What to do –
Across the listing below, how many lines contain the string "generación"? Only the number is needed.

Exercise materials –
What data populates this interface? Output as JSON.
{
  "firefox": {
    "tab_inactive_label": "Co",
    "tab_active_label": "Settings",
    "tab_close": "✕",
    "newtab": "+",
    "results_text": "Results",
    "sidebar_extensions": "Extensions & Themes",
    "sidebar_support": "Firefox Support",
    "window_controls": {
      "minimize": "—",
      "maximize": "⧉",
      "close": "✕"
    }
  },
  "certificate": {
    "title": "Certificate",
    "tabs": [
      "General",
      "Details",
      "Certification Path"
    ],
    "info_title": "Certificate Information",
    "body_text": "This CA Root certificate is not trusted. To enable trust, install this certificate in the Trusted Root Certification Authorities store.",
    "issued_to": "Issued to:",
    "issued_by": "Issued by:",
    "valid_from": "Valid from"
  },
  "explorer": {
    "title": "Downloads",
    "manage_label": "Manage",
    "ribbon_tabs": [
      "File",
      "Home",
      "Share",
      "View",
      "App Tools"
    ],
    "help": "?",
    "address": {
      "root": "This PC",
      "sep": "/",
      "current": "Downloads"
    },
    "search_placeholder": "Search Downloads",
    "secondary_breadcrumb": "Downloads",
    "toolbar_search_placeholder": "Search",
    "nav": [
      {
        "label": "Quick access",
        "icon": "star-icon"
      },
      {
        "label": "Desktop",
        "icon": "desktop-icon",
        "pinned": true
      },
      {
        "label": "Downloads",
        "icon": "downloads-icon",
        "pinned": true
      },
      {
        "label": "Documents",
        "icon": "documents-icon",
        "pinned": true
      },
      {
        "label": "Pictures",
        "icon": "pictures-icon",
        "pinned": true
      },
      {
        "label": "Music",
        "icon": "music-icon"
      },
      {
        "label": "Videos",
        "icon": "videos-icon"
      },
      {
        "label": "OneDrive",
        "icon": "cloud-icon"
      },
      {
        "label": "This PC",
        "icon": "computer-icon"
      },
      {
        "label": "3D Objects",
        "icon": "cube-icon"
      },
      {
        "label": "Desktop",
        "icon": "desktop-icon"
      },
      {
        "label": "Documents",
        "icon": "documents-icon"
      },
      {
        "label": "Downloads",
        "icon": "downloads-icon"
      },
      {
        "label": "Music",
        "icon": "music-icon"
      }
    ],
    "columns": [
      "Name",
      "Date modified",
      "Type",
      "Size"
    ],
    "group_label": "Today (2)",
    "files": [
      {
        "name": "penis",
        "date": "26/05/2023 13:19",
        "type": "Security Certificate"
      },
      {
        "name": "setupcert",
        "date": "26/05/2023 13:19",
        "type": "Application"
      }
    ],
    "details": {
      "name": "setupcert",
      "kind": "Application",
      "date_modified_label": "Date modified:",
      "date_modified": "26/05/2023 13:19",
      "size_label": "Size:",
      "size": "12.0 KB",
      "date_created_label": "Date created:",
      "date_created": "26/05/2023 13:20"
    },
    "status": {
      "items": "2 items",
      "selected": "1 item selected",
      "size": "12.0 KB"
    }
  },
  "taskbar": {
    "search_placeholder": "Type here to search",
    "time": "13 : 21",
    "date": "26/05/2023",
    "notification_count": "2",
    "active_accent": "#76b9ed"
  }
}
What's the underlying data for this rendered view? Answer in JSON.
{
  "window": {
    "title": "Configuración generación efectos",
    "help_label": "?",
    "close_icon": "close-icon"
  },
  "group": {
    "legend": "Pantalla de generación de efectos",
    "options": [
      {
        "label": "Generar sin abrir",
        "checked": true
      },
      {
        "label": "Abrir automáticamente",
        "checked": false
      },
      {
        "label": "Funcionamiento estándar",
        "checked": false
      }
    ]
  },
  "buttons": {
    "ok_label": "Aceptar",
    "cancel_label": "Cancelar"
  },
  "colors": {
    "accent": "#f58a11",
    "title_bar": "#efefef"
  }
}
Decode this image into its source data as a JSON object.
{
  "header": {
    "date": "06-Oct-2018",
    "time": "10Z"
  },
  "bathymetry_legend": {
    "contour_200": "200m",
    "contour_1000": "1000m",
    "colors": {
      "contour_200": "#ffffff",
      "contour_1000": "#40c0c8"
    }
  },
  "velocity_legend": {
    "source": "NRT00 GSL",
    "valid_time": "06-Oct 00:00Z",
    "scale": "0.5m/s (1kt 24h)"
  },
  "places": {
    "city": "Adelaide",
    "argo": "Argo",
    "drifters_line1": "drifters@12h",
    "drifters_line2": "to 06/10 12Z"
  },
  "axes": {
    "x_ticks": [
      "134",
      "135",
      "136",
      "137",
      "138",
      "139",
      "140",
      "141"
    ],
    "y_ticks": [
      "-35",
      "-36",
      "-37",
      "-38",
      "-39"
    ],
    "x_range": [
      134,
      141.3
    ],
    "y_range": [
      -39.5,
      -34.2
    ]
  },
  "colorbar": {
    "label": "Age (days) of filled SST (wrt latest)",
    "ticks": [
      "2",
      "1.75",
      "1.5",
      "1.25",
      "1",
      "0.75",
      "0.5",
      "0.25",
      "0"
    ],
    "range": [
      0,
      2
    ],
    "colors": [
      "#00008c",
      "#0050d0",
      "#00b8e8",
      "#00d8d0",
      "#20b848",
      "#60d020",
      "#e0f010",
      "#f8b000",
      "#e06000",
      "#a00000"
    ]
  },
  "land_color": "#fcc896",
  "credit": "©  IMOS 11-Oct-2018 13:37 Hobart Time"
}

Your response –
2